bgenew1
02-06-2010, 06:11 PM
Thanks for the replies. The cold air does seem to effect me more and slow me down. I am also going to try walking first to warm up before starting to run.

Though I would like to be somewhat faster and be able to run more than I walk, I keep telling myself at least I am trying and I do finish!

IluvKingLouis
02-08-2010, 11:56 AM
I'm in the same boat (allergies and asthma). I'm hoping that weight loss will help, as I was asthma free for about 20 years, but it crept back after my weight crept up (after my pregnancy 7 years ago).

It's a real catch 22. I'd like to lose weight to get healthier, but the level of exercise I can do is hindered because of my weight. Oh well, slow and steady has to be my approach.

bgenew1
02-09-2010, 08:57 AM
Remember slow and steady wins the race! My breathing (or lack of) hinders what I can do too. But I keep trying and I do complete the 5Ks I have been doing. Just be proud of what you can do and remember alot of people don't make an effort at all.

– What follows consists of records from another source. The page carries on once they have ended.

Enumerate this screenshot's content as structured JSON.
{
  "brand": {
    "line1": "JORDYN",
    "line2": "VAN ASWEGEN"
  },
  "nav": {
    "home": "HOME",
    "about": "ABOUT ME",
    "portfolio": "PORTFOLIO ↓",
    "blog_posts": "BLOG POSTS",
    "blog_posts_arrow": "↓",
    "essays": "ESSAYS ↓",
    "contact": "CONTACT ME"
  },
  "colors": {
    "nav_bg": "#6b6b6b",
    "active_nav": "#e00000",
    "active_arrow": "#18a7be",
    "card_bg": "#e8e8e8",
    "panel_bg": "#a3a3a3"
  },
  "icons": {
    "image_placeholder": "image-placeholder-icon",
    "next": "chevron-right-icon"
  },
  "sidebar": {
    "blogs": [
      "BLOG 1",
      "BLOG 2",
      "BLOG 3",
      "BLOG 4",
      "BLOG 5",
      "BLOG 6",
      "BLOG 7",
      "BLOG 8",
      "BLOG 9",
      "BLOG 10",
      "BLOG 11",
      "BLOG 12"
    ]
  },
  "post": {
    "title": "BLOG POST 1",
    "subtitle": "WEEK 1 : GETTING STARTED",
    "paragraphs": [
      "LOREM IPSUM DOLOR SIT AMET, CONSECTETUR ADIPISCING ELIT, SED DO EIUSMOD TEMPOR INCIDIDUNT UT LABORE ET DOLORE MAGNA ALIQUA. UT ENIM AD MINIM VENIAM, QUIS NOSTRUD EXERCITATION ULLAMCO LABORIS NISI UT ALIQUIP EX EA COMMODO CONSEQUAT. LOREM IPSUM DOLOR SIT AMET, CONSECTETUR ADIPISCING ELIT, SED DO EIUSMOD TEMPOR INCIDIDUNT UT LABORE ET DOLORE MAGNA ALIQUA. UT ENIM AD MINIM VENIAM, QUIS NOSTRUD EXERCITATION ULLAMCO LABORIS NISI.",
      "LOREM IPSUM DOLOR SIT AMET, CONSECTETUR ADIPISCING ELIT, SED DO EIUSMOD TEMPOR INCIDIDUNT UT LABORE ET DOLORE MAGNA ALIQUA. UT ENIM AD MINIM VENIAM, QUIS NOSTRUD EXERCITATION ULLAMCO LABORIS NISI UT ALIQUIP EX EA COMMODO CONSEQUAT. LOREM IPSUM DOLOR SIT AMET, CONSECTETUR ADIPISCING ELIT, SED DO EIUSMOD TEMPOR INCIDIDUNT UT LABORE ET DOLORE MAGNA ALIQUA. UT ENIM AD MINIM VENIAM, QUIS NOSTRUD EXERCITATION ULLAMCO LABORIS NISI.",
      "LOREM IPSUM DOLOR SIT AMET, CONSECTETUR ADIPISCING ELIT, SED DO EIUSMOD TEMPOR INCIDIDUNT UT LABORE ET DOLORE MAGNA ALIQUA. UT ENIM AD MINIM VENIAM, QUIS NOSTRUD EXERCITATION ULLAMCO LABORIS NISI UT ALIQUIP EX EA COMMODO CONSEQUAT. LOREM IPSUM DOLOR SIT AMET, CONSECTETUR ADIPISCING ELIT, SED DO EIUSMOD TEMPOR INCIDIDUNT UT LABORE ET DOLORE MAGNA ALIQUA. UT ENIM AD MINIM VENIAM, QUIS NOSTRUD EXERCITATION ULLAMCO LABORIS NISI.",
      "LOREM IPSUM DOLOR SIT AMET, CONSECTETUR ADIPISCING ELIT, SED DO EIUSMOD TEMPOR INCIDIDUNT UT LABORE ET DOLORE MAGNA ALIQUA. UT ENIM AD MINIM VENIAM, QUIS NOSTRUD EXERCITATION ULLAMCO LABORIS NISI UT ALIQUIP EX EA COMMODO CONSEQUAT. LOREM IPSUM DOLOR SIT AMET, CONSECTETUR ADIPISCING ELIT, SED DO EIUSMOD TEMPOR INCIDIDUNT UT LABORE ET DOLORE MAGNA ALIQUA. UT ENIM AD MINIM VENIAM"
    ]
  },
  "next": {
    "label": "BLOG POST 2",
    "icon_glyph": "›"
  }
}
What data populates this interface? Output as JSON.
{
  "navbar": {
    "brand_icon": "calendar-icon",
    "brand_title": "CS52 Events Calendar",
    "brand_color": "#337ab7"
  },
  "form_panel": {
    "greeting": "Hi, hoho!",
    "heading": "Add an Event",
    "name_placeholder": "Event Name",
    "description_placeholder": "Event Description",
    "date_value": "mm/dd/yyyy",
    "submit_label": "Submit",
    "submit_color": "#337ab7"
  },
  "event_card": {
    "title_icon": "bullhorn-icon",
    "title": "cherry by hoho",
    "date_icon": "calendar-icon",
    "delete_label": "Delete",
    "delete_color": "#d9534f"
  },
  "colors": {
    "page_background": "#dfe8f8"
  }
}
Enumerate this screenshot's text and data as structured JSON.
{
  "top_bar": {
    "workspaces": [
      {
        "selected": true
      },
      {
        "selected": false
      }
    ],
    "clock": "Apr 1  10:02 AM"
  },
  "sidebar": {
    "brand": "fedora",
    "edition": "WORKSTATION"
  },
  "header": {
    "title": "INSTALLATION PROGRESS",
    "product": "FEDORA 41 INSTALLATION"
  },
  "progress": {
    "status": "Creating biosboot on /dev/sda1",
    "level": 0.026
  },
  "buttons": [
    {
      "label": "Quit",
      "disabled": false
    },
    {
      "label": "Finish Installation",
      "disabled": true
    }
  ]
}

MAKHayes-DisneyDiva
02-16-2010, 10:46 AM
I feel you! I have battled allergies and asthma for years. With Advair and Maxair inhalers, plus Zyrtec, I can run most of the year. But in the fall, when my seasonal allergies are at their peak, I can't run. It stinks! I have to take about 2 1/2 months off from running. I'm able to take walks in the fall, but even walking brings on asthma sometimes.
I am planning to change doctors, because there must be some cocktail of drugs that can keep me running year round. One of the docs in town is a marathon runner, so I think she may be able to help me. My advice for both of us: find the right doctor!